[Excerpts from an interface dataset]

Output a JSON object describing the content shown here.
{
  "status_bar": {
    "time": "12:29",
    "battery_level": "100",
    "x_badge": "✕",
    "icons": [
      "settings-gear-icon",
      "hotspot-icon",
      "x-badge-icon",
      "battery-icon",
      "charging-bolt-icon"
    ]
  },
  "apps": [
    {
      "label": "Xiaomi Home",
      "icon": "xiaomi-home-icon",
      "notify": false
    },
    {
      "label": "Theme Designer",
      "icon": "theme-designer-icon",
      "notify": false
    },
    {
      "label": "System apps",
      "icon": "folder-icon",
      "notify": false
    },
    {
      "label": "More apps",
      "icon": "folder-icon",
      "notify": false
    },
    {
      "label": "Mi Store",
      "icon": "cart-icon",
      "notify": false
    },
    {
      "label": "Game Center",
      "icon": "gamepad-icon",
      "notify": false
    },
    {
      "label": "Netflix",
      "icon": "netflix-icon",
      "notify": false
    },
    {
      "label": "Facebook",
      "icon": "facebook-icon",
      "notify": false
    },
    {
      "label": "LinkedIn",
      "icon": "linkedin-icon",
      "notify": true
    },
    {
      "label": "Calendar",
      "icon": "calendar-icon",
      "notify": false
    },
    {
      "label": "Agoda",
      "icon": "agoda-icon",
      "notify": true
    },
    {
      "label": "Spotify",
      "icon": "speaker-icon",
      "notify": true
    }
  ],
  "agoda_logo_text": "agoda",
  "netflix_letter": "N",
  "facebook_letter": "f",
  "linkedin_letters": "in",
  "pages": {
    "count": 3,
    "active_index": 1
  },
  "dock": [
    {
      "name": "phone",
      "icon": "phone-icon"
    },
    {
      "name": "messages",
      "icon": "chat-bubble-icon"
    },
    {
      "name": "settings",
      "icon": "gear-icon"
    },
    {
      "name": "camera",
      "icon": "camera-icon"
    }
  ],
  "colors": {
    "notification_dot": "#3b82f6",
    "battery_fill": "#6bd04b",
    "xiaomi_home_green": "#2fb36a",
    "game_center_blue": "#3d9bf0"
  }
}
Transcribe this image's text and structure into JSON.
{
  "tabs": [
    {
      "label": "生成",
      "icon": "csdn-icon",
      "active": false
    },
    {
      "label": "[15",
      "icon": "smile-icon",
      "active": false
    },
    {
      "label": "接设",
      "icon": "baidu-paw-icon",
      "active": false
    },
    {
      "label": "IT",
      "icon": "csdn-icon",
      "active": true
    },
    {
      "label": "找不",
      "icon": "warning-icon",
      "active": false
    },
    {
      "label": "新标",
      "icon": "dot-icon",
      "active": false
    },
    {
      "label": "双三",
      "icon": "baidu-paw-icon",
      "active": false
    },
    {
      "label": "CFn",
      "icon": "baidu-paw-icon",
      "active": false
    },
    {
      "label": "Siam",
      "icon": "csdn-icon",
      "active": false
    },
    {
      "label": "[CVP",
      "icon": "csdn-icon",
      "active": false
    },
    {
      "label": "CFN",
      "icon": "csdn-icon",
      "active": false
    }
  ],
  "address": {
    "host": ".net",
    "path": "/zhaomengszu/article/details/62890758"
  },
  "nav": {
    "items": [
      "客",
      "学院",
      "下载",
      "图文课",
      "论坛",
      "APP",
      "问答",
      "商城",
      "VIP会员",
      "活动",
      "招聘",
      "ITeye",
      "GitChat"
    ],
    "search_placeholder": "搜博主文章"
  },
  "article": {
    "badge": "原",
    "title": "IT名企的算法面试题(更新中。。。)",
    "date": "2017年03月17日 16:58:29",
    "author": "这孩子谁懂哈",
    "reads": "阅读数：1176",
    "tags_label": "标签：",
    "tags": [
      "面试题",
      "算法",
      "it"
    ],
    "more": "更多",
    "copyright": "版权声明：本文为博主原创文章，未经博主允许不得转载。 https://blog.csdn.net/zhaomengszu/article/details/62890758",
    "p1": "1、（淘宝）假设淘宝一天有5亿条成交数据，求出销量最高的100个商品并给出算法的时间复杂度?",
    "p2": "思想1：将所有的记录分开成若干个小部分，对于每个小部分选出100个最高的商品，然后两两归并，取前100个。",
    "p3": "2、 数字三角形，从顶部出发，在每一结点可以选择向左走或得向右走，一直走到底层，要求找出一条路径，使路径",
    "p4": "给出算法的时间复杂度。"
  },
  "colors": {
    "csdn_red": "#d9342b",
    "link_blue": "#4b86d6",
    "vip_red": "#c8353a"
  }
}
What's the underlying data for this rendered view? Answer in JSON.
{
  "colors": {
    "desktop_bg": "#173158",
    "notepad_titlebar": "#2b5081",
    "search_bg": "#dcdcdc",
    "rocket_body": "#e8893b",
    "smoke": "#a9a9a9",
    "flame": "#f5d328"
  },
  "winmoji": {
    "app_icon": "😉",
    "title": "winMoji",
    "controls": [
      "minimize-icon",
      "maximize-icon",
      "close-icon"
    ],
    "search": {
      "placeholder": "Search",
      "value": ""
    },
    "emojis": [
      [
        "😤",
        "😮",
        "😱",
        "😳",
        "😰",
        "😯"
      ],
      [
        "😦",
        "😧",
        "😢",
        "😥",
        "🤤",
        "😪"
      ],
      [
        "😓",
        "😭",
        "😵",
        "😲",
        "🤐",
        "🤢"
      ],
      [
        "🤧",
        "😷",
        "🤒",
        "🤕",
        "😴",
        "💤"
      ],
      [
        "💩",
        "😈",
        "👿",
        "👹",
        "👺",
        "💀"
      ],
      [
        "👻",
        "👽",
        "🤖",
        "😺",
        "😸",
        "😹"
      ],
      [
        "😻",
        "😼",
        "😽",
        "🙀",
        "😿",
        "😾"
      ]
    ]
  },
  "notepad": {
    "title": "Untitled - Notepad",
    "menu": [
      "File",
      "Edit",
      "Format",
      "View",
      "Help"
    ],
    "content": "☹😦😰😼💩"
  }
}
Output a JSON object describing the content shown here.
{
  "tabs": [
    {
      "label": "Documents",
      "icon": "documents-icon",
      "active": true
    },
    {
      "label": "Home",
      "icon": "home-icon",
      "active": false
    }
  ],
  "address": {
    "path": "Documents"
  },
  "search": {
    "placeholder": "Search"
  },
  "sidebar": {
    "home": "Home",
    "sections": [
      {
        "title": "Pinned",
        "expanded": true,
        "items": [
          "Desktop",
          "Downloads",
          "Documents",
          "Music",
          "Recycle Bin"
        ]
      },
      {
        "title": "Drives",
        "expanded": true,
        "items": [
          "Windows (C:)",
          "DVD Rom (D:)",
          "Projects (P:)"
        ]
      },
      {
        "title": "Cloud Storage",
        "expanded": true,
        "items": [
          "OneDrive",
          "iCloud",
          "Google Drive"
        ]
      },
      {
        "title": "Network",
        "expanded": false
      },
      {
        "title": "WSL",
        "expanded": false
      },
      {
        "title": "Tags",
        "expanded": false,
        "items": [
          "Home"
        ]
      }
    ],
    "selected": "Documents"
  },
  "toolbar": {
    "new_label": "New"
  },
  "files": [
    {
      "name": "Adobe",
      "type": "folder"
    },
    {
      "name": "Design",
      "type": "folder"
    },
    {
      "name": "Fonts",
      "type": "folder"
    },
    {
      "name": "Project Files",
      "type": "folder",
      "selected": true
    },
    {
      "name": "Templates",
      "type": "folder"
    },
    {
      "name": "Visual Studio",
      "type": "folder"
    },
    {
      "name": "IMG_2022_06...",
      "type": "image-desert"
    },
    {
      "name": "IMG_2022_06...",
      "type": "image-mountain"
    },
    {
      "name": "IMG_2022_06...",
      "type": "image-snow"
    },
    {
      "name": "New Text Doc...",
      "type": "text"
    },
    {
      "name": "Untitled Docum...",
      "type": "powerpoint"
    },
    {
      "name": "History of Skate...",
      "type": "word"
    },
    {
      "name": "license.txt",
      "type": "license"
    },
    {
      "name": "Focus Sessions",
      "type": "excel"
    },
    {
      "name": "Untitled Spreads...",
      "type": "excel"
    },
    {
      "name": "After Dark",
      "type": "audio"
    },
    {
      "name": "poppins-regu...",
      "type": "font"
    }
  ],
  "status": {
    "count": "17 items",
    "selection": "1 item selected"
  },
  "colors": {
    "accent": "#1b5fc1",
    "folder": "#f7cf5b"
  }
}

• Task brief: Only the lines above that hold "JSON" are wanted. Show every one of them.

• Solution for this task:
Output a JSON object describing the content shown here.
Transcribe this image's text and structure into JSON.
What's the underlying data for this rendered view? Answer in JSON.
Output a JSON object describing the content shown here.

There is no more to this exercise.